Qualified presumption of safety (QPS)

Introduction

Qualified presumption of safety (QPS)

Microorganisms (such as bacteria, yeasts and viruses), also called biological agents, have been used since ancient times for the production of food and feed. Some have a long history of safe use, while the safety of others still needs to be assessed.

The qualified presumption of safety (QPS) is an assumption of safety based on reasonable evidence. If an assessment of a group of microorganisms concludes that they do not raise safety concerns, the group is granted “QPS status”. Any microorganism that is assigned to that group does not need to undergo the full safety assessment.

To be granted QPS status, a microorganism must meet the following criteria:

  • Its taxonomic identity must be well defined;
  • The available body of knowledge must be sufficient to establish its safety;
  • The lack of pathogenic properties must be established and substantiated;
  • Its intended use must be clearly described.

Microorganisms that are not well defined, for which some safety concerns are identified or for which it is not possible to conclude if they pose safety concern to humans, animals or the environment are not considered suitable for QPS status and must undergo a full safety assessment.

Once EFSA grants a microorganism a QPS status, it is included in the “QPS list”, which is available on the EFSA website.

EFSA’s Panel on Biological Hazards will adopt a scientific opinion on the maintenance of the list of biological agents with QPS status in December 2019.

2016 EFSA’s Panel on Biological Hazards (BIOHAZ) adopts a scientific opinion on the maintenance of the list of Qualified Presumption of Safety biological agents with the “2016 updated list of QPS status recommended biological agents for safety risk assessments carried out by EFSA scientific Panels and Units” (2016 QSP list).

2014 As a follow-up of a recommendation of the EFSA’s Scientific Committee, the BIOHAZ Panel decides that from now on the overall assessment of the QPS list will be carried out every three years (see section EFSA role).

EFSA Scientific Committee recommends that the QPS approach (initially developed for the assessment of microorganisms added to the food and feed) is also applied to the assessment of botanicals or botanical preparations.

2013 BIOHAZ Panel adopts a scientific opinion on the update of the list of QPS-recommended biological agents intentionally added to food or feed as notified to EFSA.

2009, 2010, 2011, 2012 BIOHAZ Panel updates the list of biological agents intentionally added to food and feed for which a QPS status is recommended:

2008 EFSA’s Panel on Biological Hazards publishes the first review of the list of QPS microorganisms and updates the antimicrobial resistance criteria used to assess the safety microorganism used in food and feed.

2007 EFSA’s Scientific Committee proposes a strategy for the introduction of an assessment system based on the QPS concept and publishes the first list of microorganisms proposed for a QPS status.

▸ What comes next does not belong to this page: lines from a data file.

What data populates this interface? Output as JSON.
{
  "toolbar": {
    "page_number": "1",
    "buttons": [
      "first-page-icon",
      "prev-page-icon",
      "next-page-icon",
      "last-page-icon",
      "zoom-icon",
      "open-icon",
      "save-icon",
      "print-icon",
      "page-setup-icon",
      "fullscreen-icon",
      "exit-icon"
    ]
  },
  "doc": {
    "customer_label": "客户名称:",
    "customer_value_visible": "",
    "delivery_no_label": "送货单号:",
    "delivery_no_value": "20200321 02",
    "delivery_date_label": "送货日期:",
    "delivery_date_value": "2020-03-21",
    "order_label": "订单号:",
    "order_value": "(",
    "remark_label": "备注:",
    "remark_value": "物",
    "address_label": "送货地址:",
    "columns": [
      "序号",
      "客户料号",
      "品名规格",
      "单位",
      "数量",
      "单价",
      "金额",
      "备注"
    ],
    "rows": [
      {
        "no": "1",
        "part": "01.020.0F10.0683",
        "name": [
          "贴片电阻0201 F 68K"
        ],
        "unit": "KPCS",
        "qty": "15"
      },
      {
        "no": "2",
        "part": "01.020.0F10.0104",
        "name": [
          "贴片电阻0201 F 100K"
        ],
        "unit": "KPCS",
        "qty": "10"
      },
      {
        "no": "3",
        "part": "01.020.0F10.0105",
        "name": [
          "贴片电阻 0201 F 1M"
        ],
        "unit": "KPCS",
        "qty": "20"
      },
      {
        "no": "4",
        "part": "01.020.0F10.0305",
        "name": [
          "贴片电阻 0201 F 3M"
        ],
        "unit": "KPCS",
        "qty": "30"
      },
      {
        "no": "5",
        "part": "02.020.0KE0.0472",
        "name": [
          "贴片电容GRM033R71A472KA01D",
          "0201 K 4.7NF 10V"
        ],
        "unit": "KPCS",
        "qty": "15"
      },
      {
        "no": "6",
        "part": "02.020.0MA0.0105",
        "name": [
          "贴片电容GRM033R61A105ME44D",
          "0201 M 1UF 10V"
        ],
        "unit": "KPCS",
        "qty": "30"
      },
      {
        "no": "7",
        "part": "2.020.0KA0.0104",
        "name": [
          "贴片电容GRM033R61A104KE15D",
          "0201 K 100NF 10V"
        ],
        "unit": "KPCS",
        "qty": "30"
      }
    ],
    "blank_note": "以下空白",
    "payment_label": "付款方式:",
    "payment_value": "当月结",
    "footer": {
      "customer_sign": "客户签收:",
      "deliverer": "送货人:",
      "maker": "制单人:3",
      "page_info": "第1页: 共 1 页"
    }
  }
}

The QPS approach will allow risk assessors to focus on biological agents that pose the greatest risks or uncertainties. It is to be used for pre-market safety assessment of notified biological agents by all EFSA’s scientific units and panels.

2005 EFSA’s Scientific Committee concludes that the introduction of a QPS system for microorganisms would help set priorities and avoid long investigations on the safety of organisms known not to cause concern.

EFSA assesses the safety of microorganisms used in food and feed, before they are authorised for use in the European market. The Authority introduced the concept of qualified presumption of safety (QPS) to establish a generic approach that would harmonise the safety evaluation of microorganisms used as food or feed additives, food enzymes, novel foods or pesticides.

The first list of biological agents with QPS status was established in 2007 and is updated in the form of a scientific opinion from the BIOHAZ Panel every three years.

EFSA also carries out a literature search every six months to ensure that the list is up to date. If new information is discovered that might change the QPS status of a microorganism, this is published in a BIOHAZ Panel statement. The statements also include the evaluation of microbiological agents notified to EFSA within each six-month period to be assessed for use in food or feed additives, food enzymes, flavourings, novel foods or pesticides.

The updated list is published as an appendix to the 2016 scientific opinion and is also available on the Knowledge Junction. The six-monthly Panel statements include:

  • New information that might change the QPS status of a microorganism that is already on the list or its qualifications.
  • The evaluation of microbiological agents notified to EFSA to be assessed for their use in food or feed additives, food enzymes, flavourings, novel foods or pesticides.
  • Recommendations for the attribution of new QPS status.